We had a very open and lively discussion about all eight books, in which one great truth became clear: everyone reads differently.  Everyone's experience of a book is unique.  Books are collaborations between writers and readers, and each reader brings as much to it as the writer does.  There was no single book that everyone loved, and there was no single book that everyone disliked.  Each book had supporters and detractors.  But there was a book for everyone in there, and as a writer, I found that incredibly inspiring.

A similar theme emerged in the evening, when I had the pleasure of attending the final of Fortismere's Inter-College Reading Competition.  This is an idea that Gill Ward and I developed this year, in which Year 7s were asked to make presentations championing their favourite books.  It was a fantastic occasion, attended by many parents and staff, as well as the brilliant young readers themselves!

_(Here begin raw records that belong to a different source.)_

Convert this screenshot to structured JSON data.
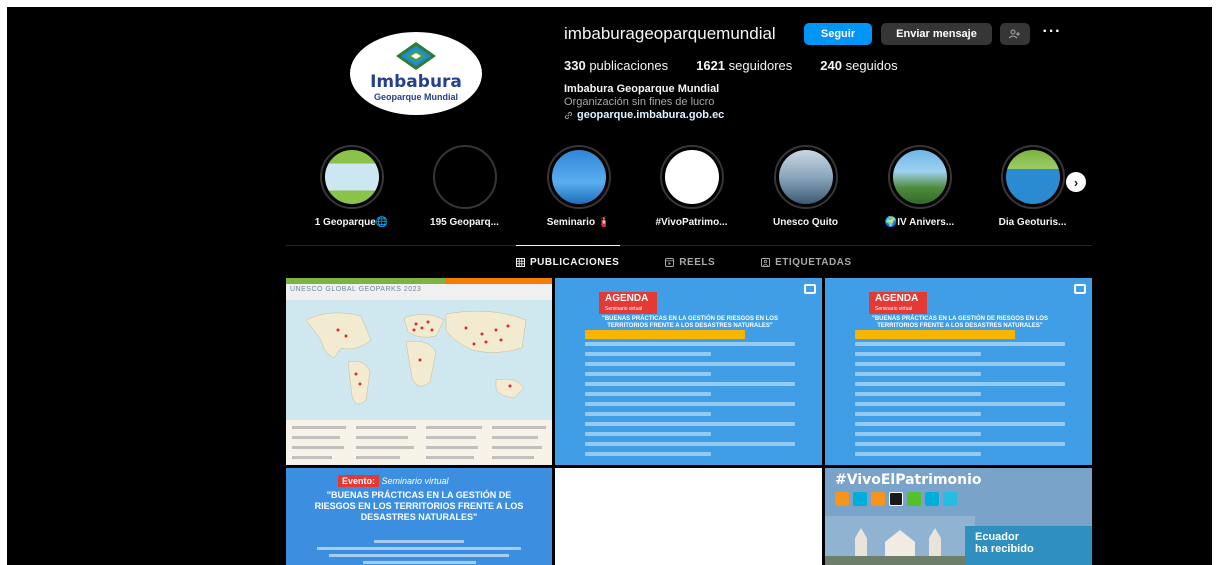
{
  "profile": {
    "username": "imbaburageoparquemundial",
    "follow_label": "Seguir",
    "message_label": "Enviar mensaje",
    "more_label": "···",
    "avatar_text_line1": "Imbabura",
    "avatar_text_line2": "Geoparque Mundial",
    "stats": {
      "posts_count": "330",
      "posts_label": "publicaciones",
      "followers_count": "1621",
      "followers_label": "seguidores",
      "following_count": "240",
      "following_label": "seguidos"
    },
    "bio": {
      "name": "Imbabura Geoparque Mundial",
      "category": "Organización sin fines de lucro",
      "link": "geoparque.imbabura.gob.ec"
    }
  },
  "highlights": [
    {
      "label": "1 Geoparque🌐"
    },
    {
      "label": "195 Geoparq..."
    },
    {
      "label": "Seminario 🧯"
    },
    {
      "label": "#VivoPatrimo..."
    },
    {
      "label": "Unesco Quito"
    },
    {
      "label": "🌍IV Anivers..."
    },
    {
      "label": "Dia Geoturis..."
    }
  ],
  "tabs": [
    {
      "label": "PUBLICACIONES",
      "icon": "grid-icon",
      "active": true
    },
    {
      "label": "REELS",
      "icon": "reels-icon",
      "active": false
    },
    {
      "label": "ETIQUETADAS",
      "icon": "tagged-icon",
      "active": false
    }
  ],
  "posts": {
    "post1_header": "UNESCO GLOBAL GEOPARKS 2023",
    "post2_badge": "AGENDA",
    "post2_badge_sub": "Seminario virtual",
    "post2_title": "\"BUENAS PRÁCTICAS EN LA GESTIÓN DE RIESGOS EN LOS TERRITORIOS FRENTE A LOS DESASTRES NATURALES\"",
    "post3_badge": "AGENDA",
    "post3_badge_sub": "Seminario virtual",
    "post3_title": "\"BUENAS PRÁCTICAS EN LA GESTIÓN DE RIESGOS EN LOS TERRITORIOS FRENTE A LOS DESASTRES NATURALES\"",
    "post4_event": "Evento:",
    "post4_event_sub": "Seminario virtual",
    "post4_title": "\"BUENAS PRÁCTICAS EN LA GESTIÓN DE RIESGOS EN LOS TERRITORIOS FRENTE A LOS DESASTRES NATURALES\"",
    "post6_title": "#VivoElPatrimonio",
    "post6_line1": "Ecuador",
    "post6_line2": "ha recibido"
  },
  "colors": {
    "background": "#000000",
    "primary_button": "#0095f6",
    "secondary_button": "#363636",
    "agenda_red": "#e53935",
    "agenda_blue": "#3f9ee6"
  }
}
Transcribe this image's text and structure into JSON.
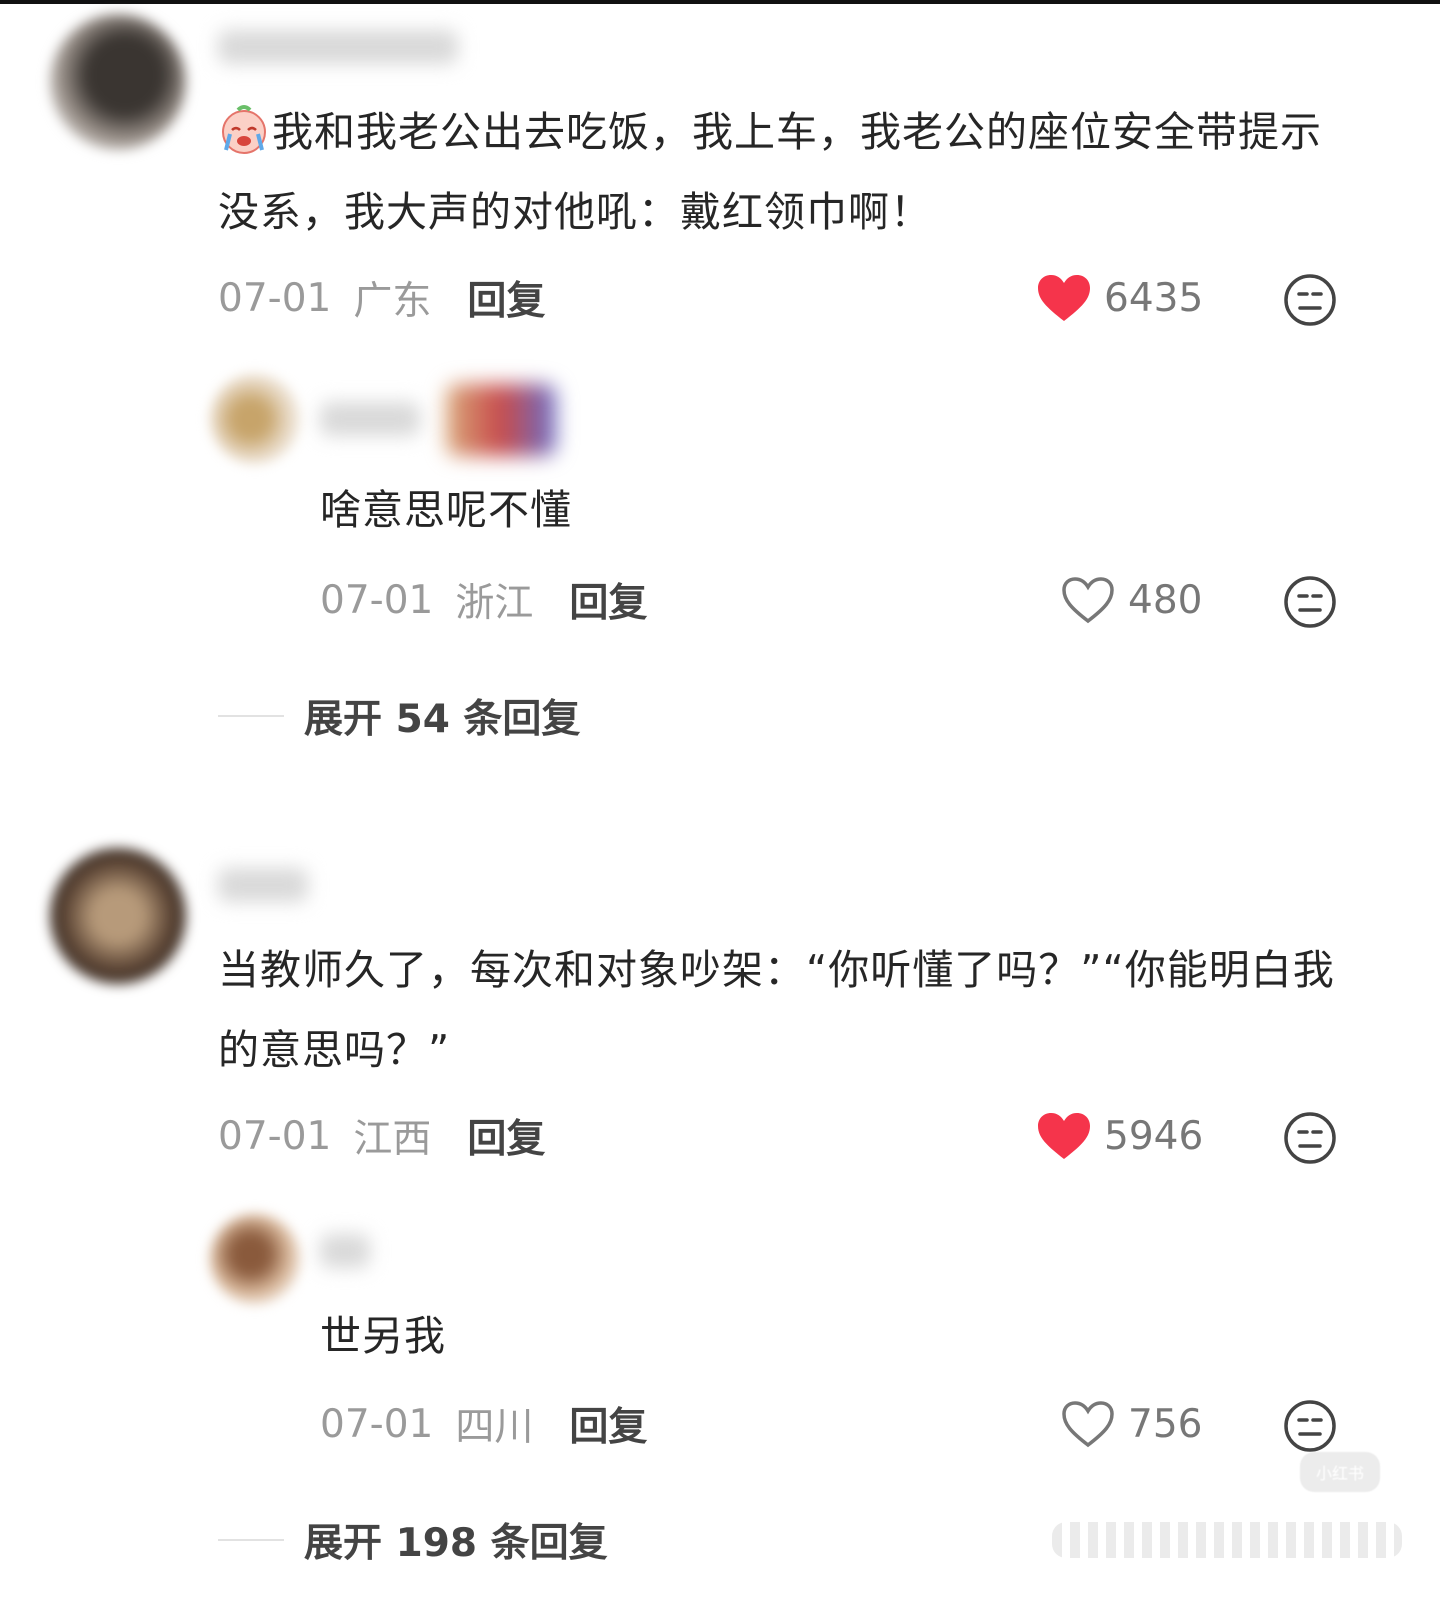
{
  "watermark": "小红书",
  "threads": [
    {
      "comment": {
        "text": "我和我老公出去吃饭，我上车，我老公的座位安全带提示没系，我大声的对他吼：戴红领巾啊！",
        "date": "07-01",
        "location": "广东",
        "reply_label": "回复",
        "likes": "6435",
        "liked": true
      },
      "reply": {
        "text": "啥意思呢不懂",
        "date": "07-01",
        "location": "浙江",
        "reply_label": "回复",
        "likes": "480",
        "liked": false
      },
      "expand_label": "展开 54 条回复"
    },
    {
      "comment": {
        "text": "当教师久了，每次和对象吵架：“你听懂了吗？”“你能明白我的意思吗？”",
        "date": "07-01",
        "location": "江西",
        "reply_label": "回复",
        "likes": "5946",
        "liked": true
      },
      "reply": {
        "text": "世另我",
        "date": "07-01",
        "location": "四川",
        "reply_label": "回复",
        "likes": "756",
        "liked": false
      },
      "expand_label": "展开 198 条回复"
    }
  ],
  "colors": {
    "heart_liked": "#f5344b",
    "heart_outline": "#777777",
    "meta_gray": "#9a9a9a",
    "text": "#262626"
  }
}
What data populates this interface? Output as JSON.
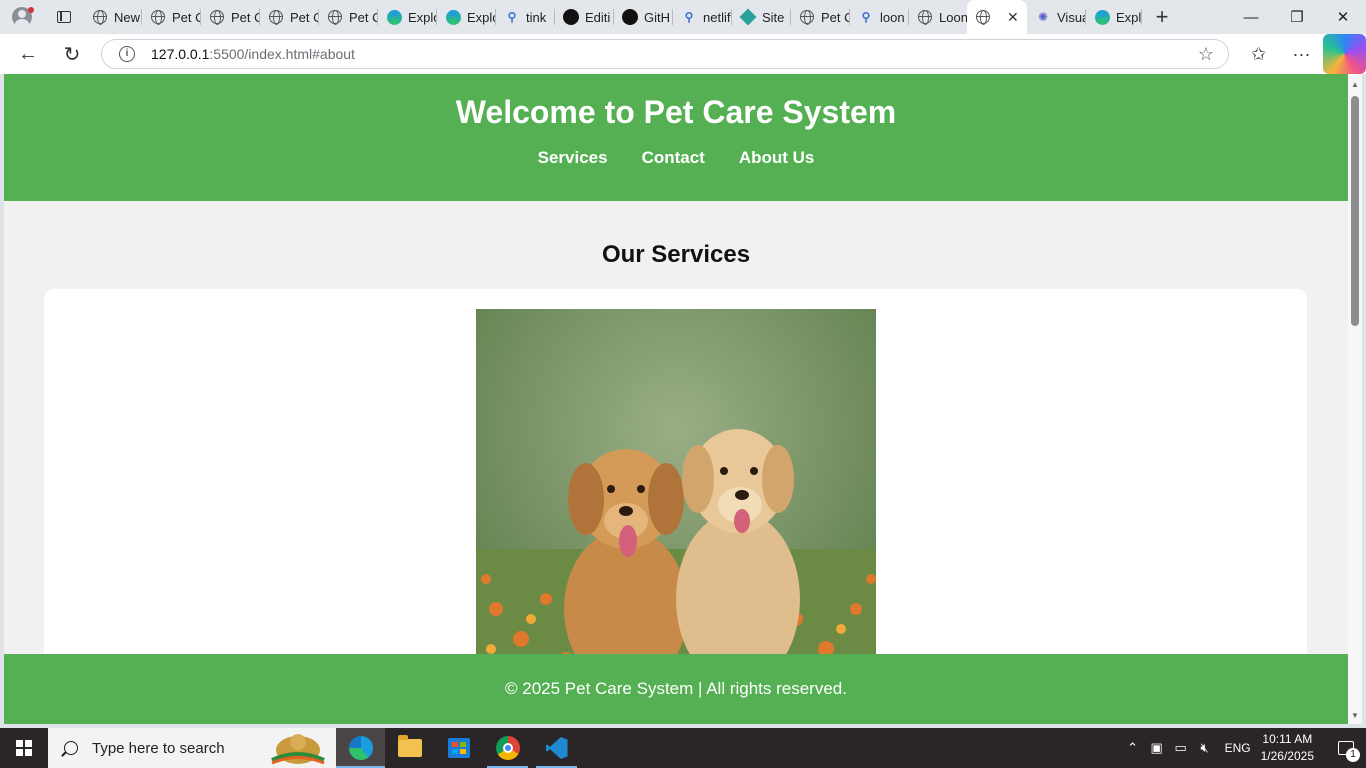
{
  "browser": {
    "tabs": [
      {
        "title": "New",
        "icon": "globe-icon"
      },
      {
        "title": "Pet C",
        "icon": "globe-icon"
      },
      {
        "title": "Pet C",
        "icon": "globe-icon"
      },
      {
        "title": "Pet C",
        "icon": "globe-icon"
      },
      {
        "title": "Pet C",
        "icon": "globe-icon"
      },
      {
        "title": "Explo",
        "icon": "edge-icon"
      },
      {
        "title": "Explo",
        "icon": "edge-icon"
      },
      {
        "title": "tink",
        "icon": "search-icon"
      },
      {
        "title": "Editi",
        "icon": "github-icon"
      },
      {
        "title": "GitH",
        "icon": "github-icon"
      },
      {
        "title": "netlif",
        "icon": "search-icon"
      },
      {
        "title": "Site",
        "icon": "netlify-icon"
      },
      {
        "title": "Pet C",
        "icon": "globe-icon"
      },
      {
        "title": "loon",
        "icon": "search-icon"
      },
      {
        "title": "Loon",
        "icon": "globe-icon"
      },
      {
        "title": "",
        "icon": "globe-icon",
        "active": true
      },
      {
        "title": "Visua",
        "icon": "vscode-icon"
      },
      {
        "title": "Explo",
        "icon": "edge-icon"
      }
    ],
    "url_host": "127.0.0.1",
    "url_path": ":5500/index.html#about"
  },
  "site": {
    "title": "Welcome to Pet Care System",
    "nav": [
      "Services",
      "Contact",
      "About Us"
    ],
    "section_title": "Our Services",
    "footer": "© 2025 Pet Care System | All rights reserved."
  },
  "taskbar": {
    "search_placeholder": "Type here to search",
    "language": "ENG",
    "time": "10:11 AM",
    "date": "1/26/2025",
    "notification_count": "1"
  },
  "colors": {
    "brand_green": "#54b053",
    "page_bg": "#f1f1f1"
  }
}
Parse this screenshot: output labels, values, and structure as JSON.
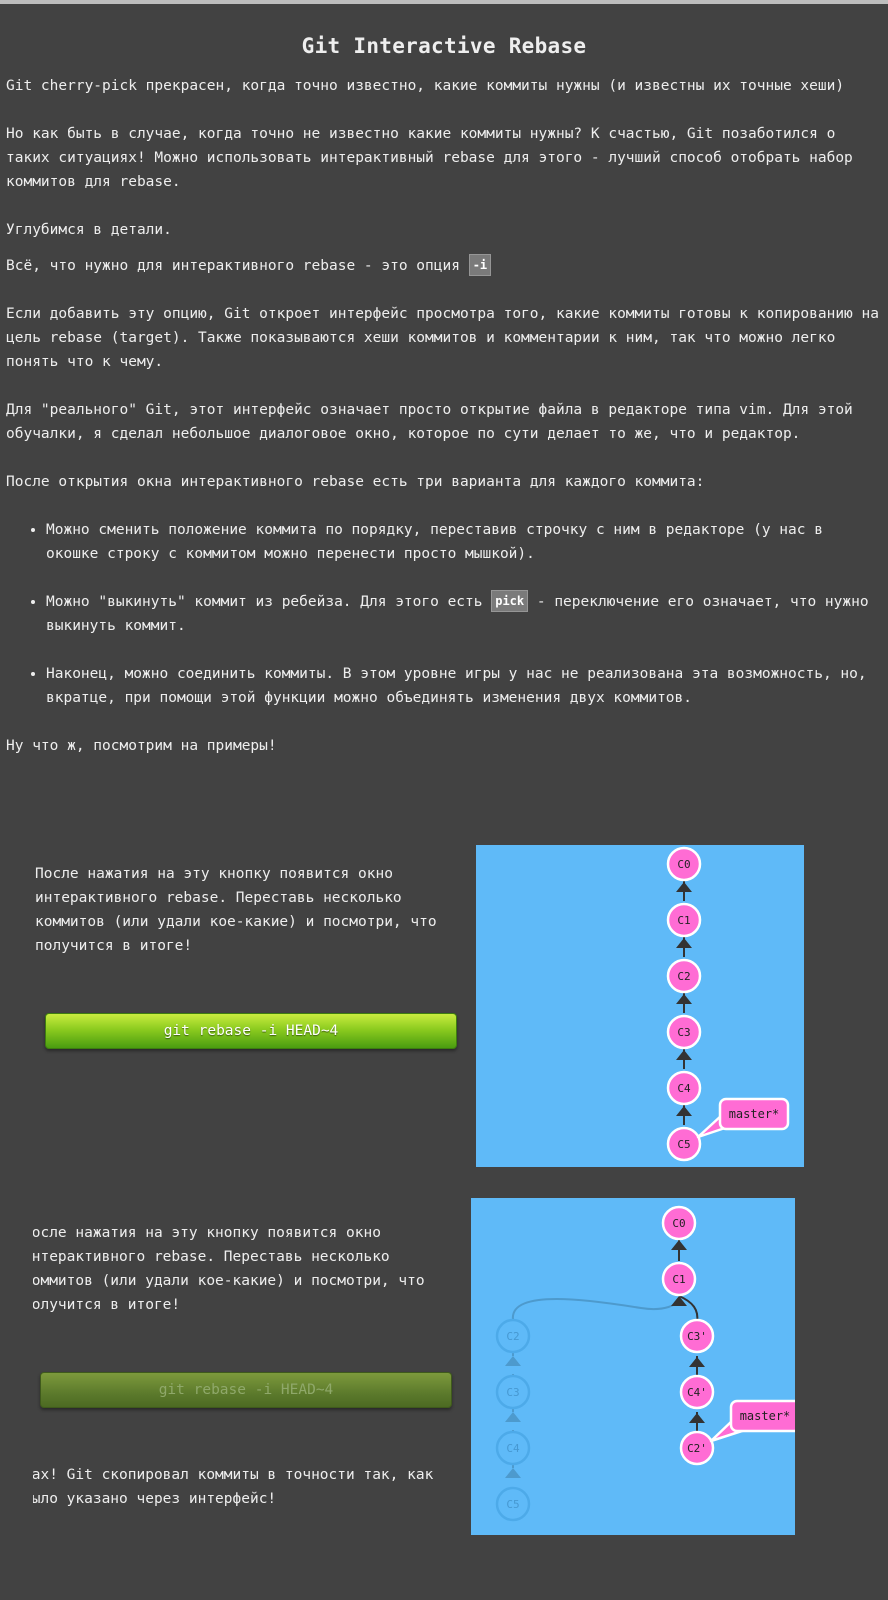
{
  "title": "Git Interactive Rebase",
  "paragraphs": {
    "p1": "Git cherry-pick прекрасен, когда точно известно, какие коммиты нужны (и известны их точные хеши)",
    "p2": "Но как быть в случае, когда точно не известно какие коммиты нужны? К счастью, Git позаботился о таких ситуациях! Можно использовать интерактивный rebase для этого - лучший способ отобрать набор коммитов для rebase.",
    "p3": "Углубимся в детали.",
    "p4_before": "Всё, что нужно для интерактивного rebase - это опция ",
    "p4_code": "-i",
    "p5": "Если добавить эту опцию, Git откроет интерфейс просмотра того, какие коммиты готовы к копированию на цель rebase (target). Также показываются хеши коммитов и комментарии к ним, так что можно легко понять что к чему.",
    "p6": "Для \"реального\" Git, этот интерфейс означает просто открытие файла в редакторе типа vim. Для этой обучалки, я сделал небольшое диалоговое окно, которое по сути делает то же, что и редактор.",
    "p7": "После открытия окна интерактивного rebase есть три варианта для каждого коммита:",
    "p8": "Ну что ж, посмотрим на примеры!"
  },
  "bullets": {
    "b1": "Можно сменить положение коммита по порядку, переставив строчку с ним в редакторе (у нас в окошке строку с коммитом можно перенести просто мышкой).",
    "b2_before": "Можно \"выкинуть\" коммит из ребейза. Для этого есть ",
    "b2_code": "pick",
    "b2_after": " - переключение его означает, что нужно выкинуть коммит.",
    "b3": "Наконец, можно соединить коммиты. В этом уровне игры у нас не реализована эта возможность, но, вкратце, при помощи этой функции можно объединять изменения двух коммитов."
  },
  "demo1": {
    "text": "После нажатия на эту кнопку появится окно интерактивного rebase. Переставь несколько коммитов (или удали кое-какие) и посмотри, что получится в итоге!",
    "button": "git rebase -i HEAD~4",
    "commits": [
      "C0",
      "C1",
      "C2",
      "C3",
      "C4",
      "C5"
    ],
    "branch": "master*",
    "colors": {
      "bg": "#5fbaf8",
      "commit": "#ff6cd4",
      "branch": "#ff6cd4"
    }
  },
  "demo2": {
    "text": "После нажатия на эту кнопку появится окно интерактивного rebase. Переставь несколько коммитов (или удали кое-какие) и посмотри, что получится в итоге!",
    "button": "git rebase -i HEAD~4",
    "after_text": "Вах! Git скопировал коммиты в точности так, как было указано через интерфейс!",
    "main_commits": [
      "C0",
      "C1",
      "C3'",
      "C4'",
      "C2'"
    ],
    "ghost_commits": [
      "C2",
      "C3",
      "C4",
      "C5"
    ],
    "branch": "master*"
  }
}
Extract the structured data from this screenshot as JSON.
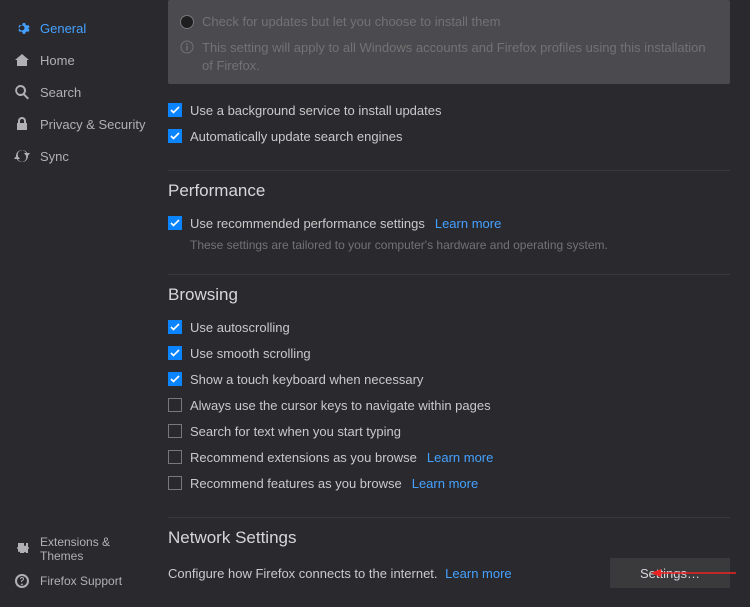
{
  "sidebar": {
    "items": [
      {
        "label": "General"
      },
      {
        "label": "Home"
      },
      {
        "label": "Search"
      },
      {
        "label": "Privacy & Security"
      },
      {
        "label": "Sync"
      }
    ],
    "footer": [
      {
        "label": "Extensions & Themes"
      },
      {
        "label": "Firefox Support"
      }
    ]
  },
  "updates": {
    "radio_label": "Check for updates but let you choose to install them",
    "note": "This setting will apply to all Windows accounts and Firefox profiles using this installation of Firefox.",
    "bg_service": "Use a background service to install updates",
    "auto_search": "Automatically update search engines"
  },
  "performance": {
    "title": "Performance",
    "recommended": "Use recommended performance settings",
    "learn_more": "Learn more",
    "note": "These settings are tailored to your computer's hardware and operating system."
  },
  "browsing": {
    "title": "Browsing",
    "autoscroll": "Use autoscrolling",
    "smooth": "Use smooth scrolling",
    "touch": "Show a touch keyboard when necessary",
    "cursor_keys": "Always use the cursor keys to navigate within pages",
    "search_type": "Search for text when you start typing",
    "rec_ext": "Recommend extensions as you browse",
    "rec_feat": "Recommend features as you browse",
    "learn_more": "Learn more"
  },
  "network": {
    "title": "Network Settings",
    "desc": "Configure how Firefox connects to the internet.",
    "learn_more": "Learn more",
    "settings_btn": "Settings…"
  }
}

They made presentations on an impressive range of books: RJ Palacio's Wonder, George Orwell's 1984, JK Rowling's Harry Potter And The Philosopher's Stone, Art Spiegelman's Maus, Suzanne Collins's The Hunger Games, James Dashner's The Maze Runner, Harper Lee's To Kill A Mockingbird, Philippa Pearce's Tom's Midnight Garden, and Sarah J Maas's Throne Of Glass.

It was fantastic to see such enthusiasm being expressed so eloquently.  These champions were genuinely passionate about their books, and again, for a writer, there is nothing more inspiring to witness.  I'm really looking forward to working with these Year 7s next year in Year 8 on their creative writing – and to welcoming a whole new intake of Year 7s into Fortismere School!